In Tijuana over the summer, many walls were painted white and then short verses were painted on them. The lines that seemingly were intended to promote art, culture, and poetry are now filled with tags, and imitators have popped up to make fun of the poems.
The plain, coherent grafitti is said to have been started in 1996 by Armando Alanís Pulido in Monterrey, Mexico. Reportedly, there are now white walls with short verses signed “Acción Poética” in more than 70 cities in Mexico, 23 countries in Latin America as well as in Spain, Angola, and Italy.
In Tijuan, one can find verses everywhere from downtown, to Otay, to Playas, and beyond.
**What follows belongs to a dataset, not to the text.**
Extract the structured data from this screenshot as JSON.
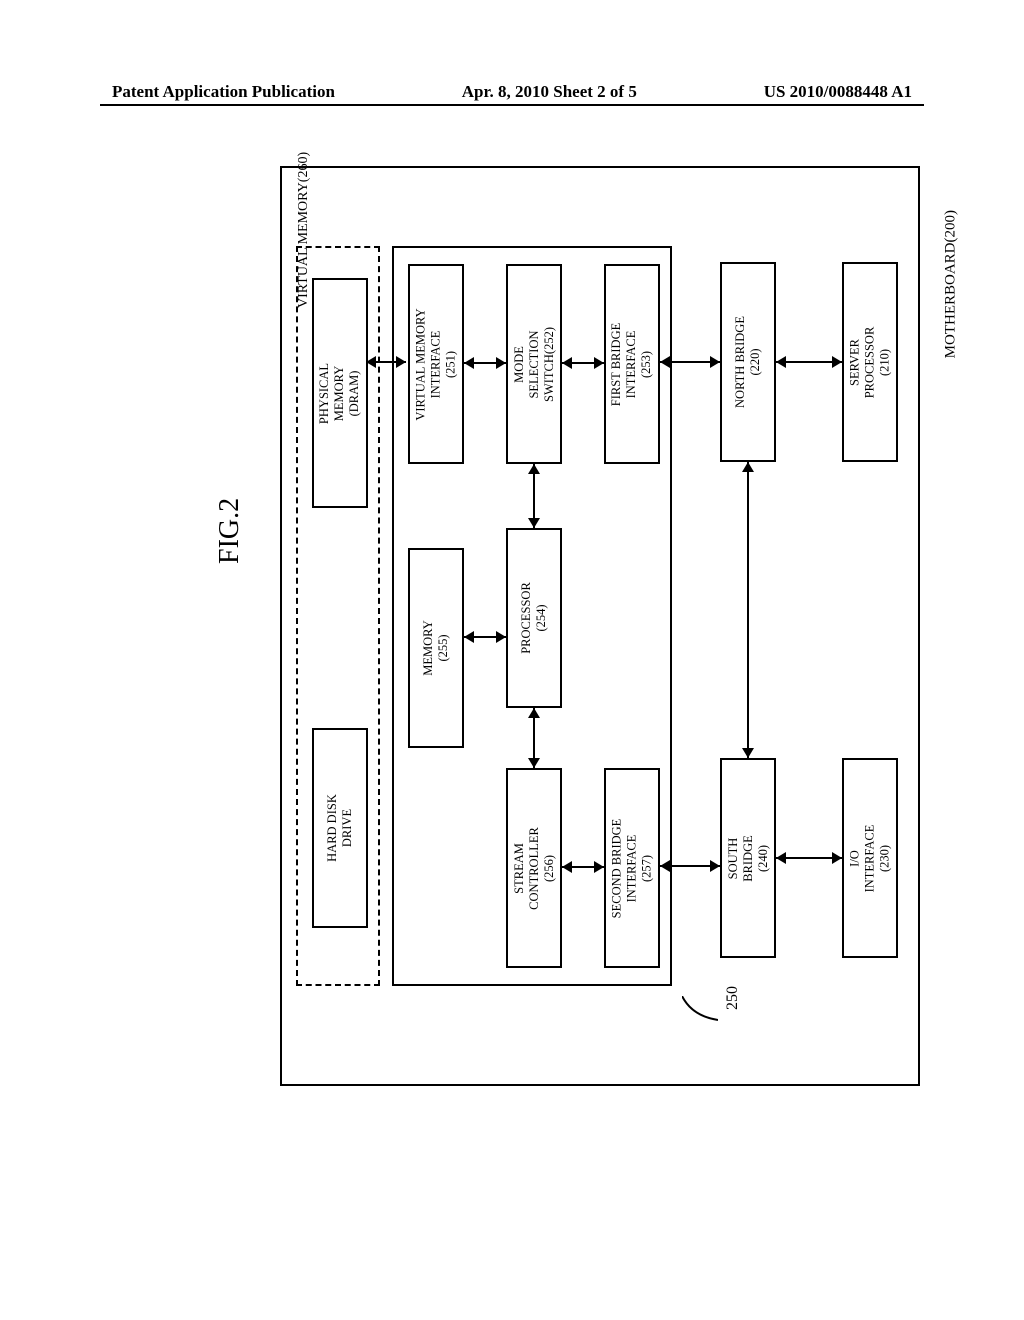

But other taggers have decided to express themselves next to the poems.
An anonymous tag that reads, “I get high so I stop thinking about you,” appeared next to one that reads, “I exist when I think of you,” signed by Acción Poética. The movement that calls itself poetic is an inspiration to many, a hardship on the eyes for some, and comedy gold for others.
The poems mostly resemble what a teenage boy would write for a girl he has a crush on; there's one in downtown Tijuana written in English, similar to song lyrics by the Clash. It reads, “Are you coming or should I go?” A couple steps from that one there's another wall that reads the same thing in Spanish: “Vienes o voy?” Most of the walls have one-liners that are either a song title — like, “Besame Mucho,” for example — or a translated line from a popular song.
“Sus frases son estupidas y de secundaria; de poetico no tienen nada” (The phrases are stupid and from middle school and have nothing poetic about them), comments Alexis Martínez, bartender of El Tigre and founder of Acción Poética Tijuaneada, a parody of the movement.
“Painting walls white and writing something pretty is not poetry or a movement, it’s visual trash,” says Martínez. “There's a few that are acceptable but do not come close to real poetry. That's why Mexico's literacy rate is so low — the people are satisfied with easily digestible garbage.”